Posted by Orrin Judd at September 24, 2004 7:33 AM

Outside of the District of Columbia, it's hard to imagine a less fertile ground for developing a combative, comback ability in national politics than Massachusetts. It would be like saying Orrin Hatch knows how to brawl politically with Democrats because he's defeated them in Utah (Hatch's ability to roll over on command for Edward M. Kennedy on the Senate Judiciary Committee puts the lie to that statement).

Kerry's home state is fertile ground for running in the Democratic Primary because the early frontrunner is always validated by the state next door. But a Senator who wins the nomination based on a resume from 30 years ago that the party loyalists think will dazzle the rubes in flyover country -- despite all the evidence to the contrary about his campaign ability -- is destined to put on a lousy campaign performance, no matter how hard the media may try to both dress up his production and burn down the George W. Bush theater next door.
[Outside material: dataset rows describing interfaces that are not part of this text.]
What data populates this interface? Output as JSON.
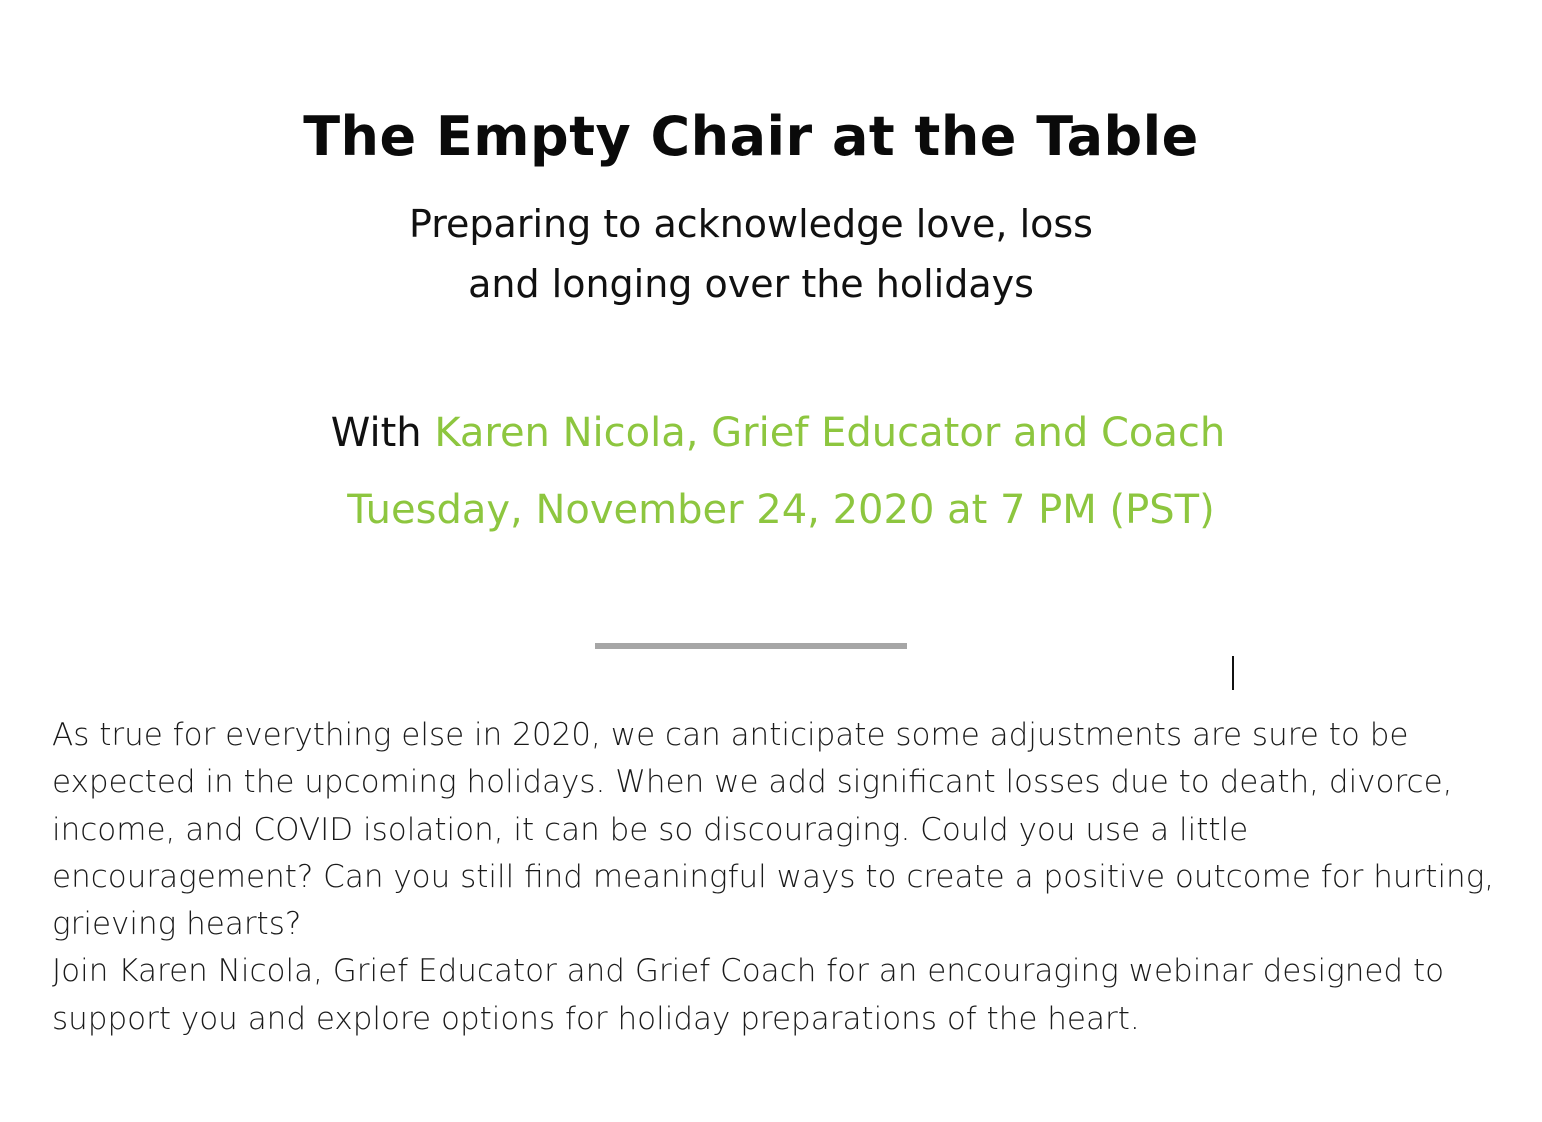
{
  "heading": {
    "title": "The Empty Chair at the Table",
    "subtitle_lines": [
      "Preparing to acknowledge love, loss",
      "and longing over the holidays"
    ]
  },
  "event": {
    "with_prefix": "With ",
    "presenter": "Karen Nicola, Grief Educator and Coach",
    "datetime": "Tuesday, November 24, 2020 at 7 PM (PST)"
  },
  "body": {
    "lines": [
      "As true for everything else in 2020, we can anticipate some adjustments are sure to be",
      "expected in the upcoming holidays.  When we add significant losses due to death, divorce,",
      "income, and COVID isolation, it can be so discouraging.  Could you use a little",
      "encouragement?  Can you still find meaningful ways to create a positive outcome for hurting,",
      "grieving hearts?",
      "Join Karen Nicola, Grief Educator and Grief Coach for an encouraging webinar designed to",
      "support you and explore options for holiday preparations of the heart."
    ]
  },
  "colors": {
    "accent": "#8dc63f",
    "divider": "#a6a6a6",
    "text": "#111111"
  }
}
Posted by: John at September 24, 2004 8:07 AM

Worst campaign ever. Yet he is still close to Bush in the national polls and by no means has Bush put this thing away. Perhaps Evan Thomas is right that the MSM is improving Kerry by 15pts - without those 15 pts he would be in the low 30s which make sense. (noticed elsewhere that the latest CBS poll (Bush 51 Kerry 42) had Kerry's favorable/unfavorable at 32/44.

Posted by: AWW at September 24, 2004 8:13 AM
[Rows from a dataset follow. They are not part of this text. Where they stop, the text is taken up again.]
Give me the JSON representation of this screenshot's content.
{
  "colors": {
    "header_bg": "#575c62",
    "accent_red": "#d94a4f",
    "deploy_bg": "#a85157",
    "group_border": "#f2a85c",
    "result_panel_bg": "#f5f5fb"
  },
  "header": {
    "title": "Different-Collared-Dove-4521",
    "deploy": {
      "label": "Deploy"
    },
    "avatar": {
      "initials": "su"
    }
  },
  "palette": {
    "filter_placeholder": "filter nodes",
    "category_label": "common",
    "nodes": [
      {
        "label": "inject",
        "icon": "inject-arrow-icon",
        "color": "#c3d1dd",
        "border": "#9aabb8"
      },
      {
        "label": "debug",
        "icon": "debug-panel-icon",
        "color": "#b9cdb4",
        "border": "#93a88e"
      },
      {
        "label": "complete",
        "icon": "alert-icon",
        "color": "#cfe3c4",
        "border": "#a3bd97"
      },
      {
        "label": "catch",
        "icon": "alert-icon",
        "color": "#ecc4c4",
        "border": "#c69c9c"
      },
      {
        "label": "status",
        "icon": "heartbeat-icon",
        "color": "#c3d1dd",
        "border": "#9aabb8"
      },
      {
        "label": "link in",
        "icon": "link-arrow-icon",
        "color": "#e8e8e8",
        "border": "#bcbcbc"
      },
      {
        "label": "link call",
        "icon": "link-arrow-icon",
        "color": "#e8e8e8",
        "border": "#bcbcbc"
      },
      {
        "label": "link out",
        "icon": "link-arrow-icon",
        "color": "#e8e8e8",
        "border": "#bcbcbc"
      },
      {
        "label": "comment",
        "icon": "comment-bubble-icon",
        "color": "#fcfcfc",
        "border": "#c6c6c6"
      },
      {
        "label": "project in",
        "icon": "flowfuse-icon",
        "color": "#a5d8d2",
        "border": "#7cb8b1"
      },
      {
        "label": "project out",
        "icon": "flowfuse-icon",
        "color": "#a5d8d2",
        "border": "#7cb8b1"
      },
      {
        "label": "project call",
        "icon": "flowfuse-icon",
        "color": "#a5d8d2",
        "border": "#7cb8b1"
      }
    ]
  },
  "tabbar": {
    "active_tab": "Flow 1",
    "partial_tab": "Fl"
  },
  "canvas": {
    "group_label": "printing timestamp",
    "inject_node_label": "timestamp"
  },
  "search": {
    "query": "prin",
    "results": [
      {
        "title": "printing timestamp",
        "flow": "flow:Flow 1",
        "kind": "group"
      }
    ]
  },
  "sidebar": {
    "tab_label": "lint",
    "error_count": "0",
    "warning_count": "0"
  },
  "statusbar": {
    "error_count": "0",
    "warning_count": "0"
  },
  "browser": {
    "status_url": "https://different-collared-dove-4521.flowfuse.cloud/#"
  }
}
MSM now (on Kerry campaign cue) painting Bush as the flip flopper. Watching MSM keep straight face is fun bought still probably an effective move on their part because some people turn off and immediatly assume both sides wrong. Bush campaign should respond and point out the baloney

Posted by: Perry at September 24, 2004 8:31 AM


Down 8 to 10 is pretty close?

Posted by: oj at September 24, 2004 8:35 AM

OJ beat me to it, but you've got to figure that 40% is the rock bottom basement floor for the Democratic nominee.

Posted by: David Cohen at September 24, 2004 8:40 AM

"lessons of that searing defeat"

Poor guy, he was seared again. Must have burn marks all over his b*tt.

Posted by: h-man at September 24, 2004 8:43 AM


It's probably about 34%, which is where Kerry might end up if Paris, Kansas City, and Hanoi become part of the national consciousness.

In MA, those issues might not even hurt Kerry, so he has never given them a second thought. He knew the worst he would do is about 55%, so why bother? But across the country, it is a completely different story.

Why are so many Democrats complaining about the windsurfing ad? Because it HURTS. And, I note that Kerry's response used the word 'juvenile'. Not a good choice. He's condescending yet again.

Posted by: jim hamlen at September 24, 2004 10:33 AM


At the point where you're complaining that the other guy is being too tough on you haven't you lost anyway?

Posted by: oj at September 24, 2004 10:42 AM

Precisely. Bush has not complained once about all the heat he has taken (except to call for elimination of all 527s, which was an expedient answer to an awkward question).

Kerry really is out of his league. Way out.

Posted by: jim hamlen at September 24, 2004 12:11 PM

And look at the reaction to Bush's call to regulat the 527s-- a bit of squawking and then everyone MovedOn™ when they realized nobody cared, and it might expose who was getting the most benefit from the status quo.

Posted by: Raoul Ortega at September 24, 2004 1:03 PM